_Input records_
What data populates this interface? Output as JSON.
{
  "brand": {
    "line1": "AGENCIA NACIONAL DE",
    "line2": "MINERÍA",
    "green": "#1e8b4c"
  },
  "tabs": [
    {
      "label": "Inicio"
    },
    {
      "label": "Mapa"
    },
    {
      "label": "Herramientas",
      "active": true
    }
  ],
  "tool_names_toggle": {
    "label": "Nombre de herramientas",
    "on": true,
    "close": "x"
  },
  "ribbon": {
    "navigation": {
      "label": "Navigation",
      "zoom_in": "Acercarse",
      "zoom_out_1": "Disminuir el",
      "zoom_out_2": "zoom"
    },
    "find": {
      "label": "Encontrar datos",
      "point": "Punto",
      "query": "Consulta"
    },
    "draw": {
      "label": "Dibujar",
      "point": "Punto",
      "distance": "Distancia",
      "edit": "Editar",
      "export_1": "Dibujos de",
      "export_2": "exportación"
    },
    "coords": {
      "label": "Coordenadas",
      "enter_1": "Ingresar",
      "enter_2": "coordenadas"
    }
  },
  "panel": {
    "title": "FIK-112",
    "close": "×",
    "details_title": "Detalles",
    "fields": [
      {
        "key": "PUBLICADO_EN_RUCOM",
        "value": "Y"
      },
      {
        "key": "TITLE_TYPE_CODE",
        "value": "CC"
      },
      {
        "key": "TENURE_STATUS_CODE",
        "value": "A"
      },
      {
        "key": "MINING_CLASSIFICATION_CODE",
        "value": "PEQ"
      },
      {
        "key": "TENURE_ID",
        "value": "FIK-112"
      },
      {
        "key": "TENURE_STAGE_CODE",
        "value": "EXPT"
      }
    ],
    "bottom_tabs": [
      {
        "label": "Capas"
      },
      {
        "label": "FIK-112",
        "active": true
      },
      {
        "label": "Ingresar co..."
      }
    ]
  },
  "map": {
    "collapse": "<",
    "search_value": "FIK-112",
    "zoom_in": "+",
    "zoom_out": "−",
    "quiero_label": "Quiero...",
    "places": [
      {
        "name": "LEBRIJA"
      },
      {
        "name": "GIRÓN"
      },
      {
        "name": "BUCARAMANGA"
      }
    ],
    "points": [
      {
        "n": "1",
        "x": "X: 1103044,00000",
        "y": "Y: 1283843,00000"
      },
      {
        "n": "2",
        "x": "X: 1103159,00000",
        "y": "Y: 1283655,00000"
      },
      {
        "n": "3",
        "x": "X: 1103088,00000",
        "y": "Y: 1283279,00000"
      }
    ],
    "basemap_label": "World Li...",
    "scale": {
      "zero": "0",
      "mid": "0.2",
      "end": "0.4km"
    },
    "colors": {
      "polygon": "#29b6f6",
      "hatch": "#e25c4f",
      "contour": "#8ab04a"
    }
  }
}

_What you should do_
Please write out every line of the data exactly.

_Written response_
What data populates this interface? Output as JSON.
{
  "brand": {
    "line1": "AGENCIA NACIONAL DE",
    "line2": "MINERÍA",
    "green": "#1e8b4c"
  },
  "tabs": [
    {
      "label": "Inicio"
    },
    {
      "label": "Mapa"
    },
    {
      "label": "Herramientas",
      "active": true
    }
  ],
  "tool_names_toggle": {
    "label": "Nombre de herramientas",
    "on": true,
    "close": "x"
  },
  "ribbon": {
    "navigation": {
      "label": "Navigation",
      "zoom_in": "Acercarse",
      "zoom_out_1": "Disminuir el",
      "zoom_out_2": "zoom"
    },
    "find": {
      "label": "Encontrar datos",
      "point": "Punto",
      "query": "Consulta"
    },
    "draw": {
      "label": "Dibujar",
      "point": "Punto",
      "distance": "Distancia",
      "edit": "Editar",
      "export_1": "Dibujos de",
      "export_2": "exportación"
    },
    "coords": {
      "label": "Coordenadas",
      "enter_1": "Ingresar",
      "enter_2": "coordenadas"
    }
  },
  "panel": {
    "title": "FIK-112",
    "close": "×",
    "details_title": "Detalles",
    "fields": [
      {
        "key": "PUBLICADO_EN_RUCOM",
        "value": "Y"
      },
      {
        "key": "TITLE_TYPE_CODE",
        "value": "CC"
      },
      {
        "key": "TENURE_STATUS_CODE",
        "value": "A"
      },
      {
        "key": "MINING_CLASSIFICATION_CODE",
        "value": "PEQ"
      },
      {
        "key": "TENURE_ID",
        "value": "FIK-112"
      },
      {
        "key": "TENURE_STAGE_CODE",
        "value": "EXPT"
      }
    ],
    "bottom_tabs": [
      {
        "label": "Capas"
      },
      {
        "label": "FIK-112",
        "active": true
      },
      {
        "label": "Ingresar co..."
      }
    ]
  },
  "map": {
    "collapse": "<",
    "search_value": "FIK-112",
    "zoom_in": "+",
    "zoom_out": "−",
    "quiero_label": "Quiero...",
    "places": [
      {
        "name": "LEBRIJA"
      },
      {
        "name": "GIRÓN"
      },
      {
        "name": "BUCARAMANGA"
      }
    ],
    "points": [
      {
        "n": "1",
        "x": "X: 1103044,00000",
        "y": "Y: 1283843,00000"
      },
      {
        "n": "2",
        "x": "X: 1103159,00000",
        "y": "Y: 1283655,00000"
      },
      {
        "n": "3",
        "x": "X: 1103088,00000",
        "y": "Y: 1283279,00000"
      }
    ],
    "basemap_label": "World Li...",
    "scale": {
      "zero": "0",
      "mid": "0.2",
      "end": "0.4km"
    },
    "colors": {
      "polygon": "#29b6f6",
      "hatch": "#e25c4f",
      "contour": "#8ab04a"
    }
  }
}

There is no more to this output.